YOUR INSTRUCTIONS - Whenever a line of the records below contains the word "with", copy that line.

LISTED RECORDS -
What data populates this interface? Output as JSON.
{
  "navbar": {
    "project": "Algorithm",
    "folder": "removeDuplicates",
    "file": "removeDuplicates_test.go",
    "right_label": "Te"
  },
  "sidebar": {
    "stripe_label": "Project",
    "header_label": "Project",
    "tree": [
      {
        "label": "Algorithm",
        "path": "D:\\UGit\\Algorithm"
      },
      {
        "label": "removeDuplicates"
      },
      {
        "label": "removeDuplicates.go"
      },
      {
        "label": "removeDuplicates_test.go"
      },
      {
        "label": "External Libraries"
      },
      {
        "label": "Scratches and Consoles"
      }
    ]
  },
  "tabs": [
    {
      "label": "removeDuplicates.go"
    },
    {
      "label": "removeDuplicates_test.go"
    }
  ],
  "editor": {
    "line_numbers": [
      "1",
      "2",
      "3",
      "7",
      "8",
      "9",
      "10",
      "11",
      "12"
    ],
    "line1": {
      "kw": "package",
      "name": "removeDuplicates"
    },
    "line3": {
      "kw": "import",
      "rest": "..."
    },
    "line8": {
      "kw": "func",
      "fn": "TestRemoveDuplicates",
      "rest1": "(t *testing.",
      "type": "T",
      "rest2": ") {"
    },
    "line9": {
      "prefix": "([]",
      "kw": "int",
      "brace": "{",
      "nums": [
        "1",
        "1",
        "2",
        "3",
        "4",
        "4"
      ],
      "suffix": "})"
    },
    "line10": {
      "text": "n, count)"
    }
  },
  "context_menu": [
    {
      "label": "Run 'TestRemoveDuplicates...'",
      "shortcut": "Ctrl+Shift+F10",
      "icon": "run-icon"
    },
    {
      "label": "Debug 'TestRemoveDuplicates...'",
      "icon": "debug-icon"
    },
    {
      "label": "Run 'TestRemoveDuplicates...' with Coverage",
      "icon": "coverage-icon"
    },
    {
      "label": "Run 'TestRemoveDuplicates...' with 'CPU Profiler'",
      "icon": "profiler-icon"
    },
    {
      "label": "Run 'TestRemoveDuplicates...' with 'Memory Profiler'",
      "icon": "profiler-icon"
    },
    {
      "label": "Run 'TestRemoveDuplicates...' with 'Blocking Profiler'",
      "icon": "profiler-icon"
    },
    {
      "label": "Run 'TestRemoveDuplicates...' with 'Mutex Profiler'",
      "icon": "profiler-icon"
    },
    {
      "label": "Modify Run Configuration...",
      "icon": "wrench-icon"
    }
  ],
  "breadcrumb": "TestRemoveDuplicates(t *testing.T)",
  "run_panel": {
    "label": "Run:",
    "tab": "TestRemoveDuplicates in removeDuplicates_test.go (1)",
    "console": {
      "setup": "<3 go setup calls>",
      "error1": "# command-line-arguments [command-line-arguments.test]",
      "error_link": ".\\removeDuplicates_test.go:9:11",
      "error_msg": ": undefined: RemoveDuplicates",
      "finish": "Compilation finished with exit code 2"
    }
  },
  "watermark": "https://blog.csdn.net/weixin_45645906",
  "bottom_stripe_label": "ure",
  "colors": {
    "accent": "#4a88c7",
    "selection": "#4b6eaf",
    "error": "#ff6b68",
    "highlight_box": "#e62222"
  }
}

SOLUTION TO THIS EXERCISE -
      "label": "Run 'TestRemoveDuplicates...' with Coverage",
      "label": "Run 'TestRemoveDuplicates...' with 'CPU Profiler'",
      "label": "Run 'TestRemoveDuplicates...' with 'Memory Profiler'",
      "label": "Run 'TestRemoveDuplicates...' with 'Blocking Profiler'",
      "label": "Run 'TestRemoveDuplicates...' with 'Mutex Profiler'",
      "finish": "Compilation finished with exit code 2"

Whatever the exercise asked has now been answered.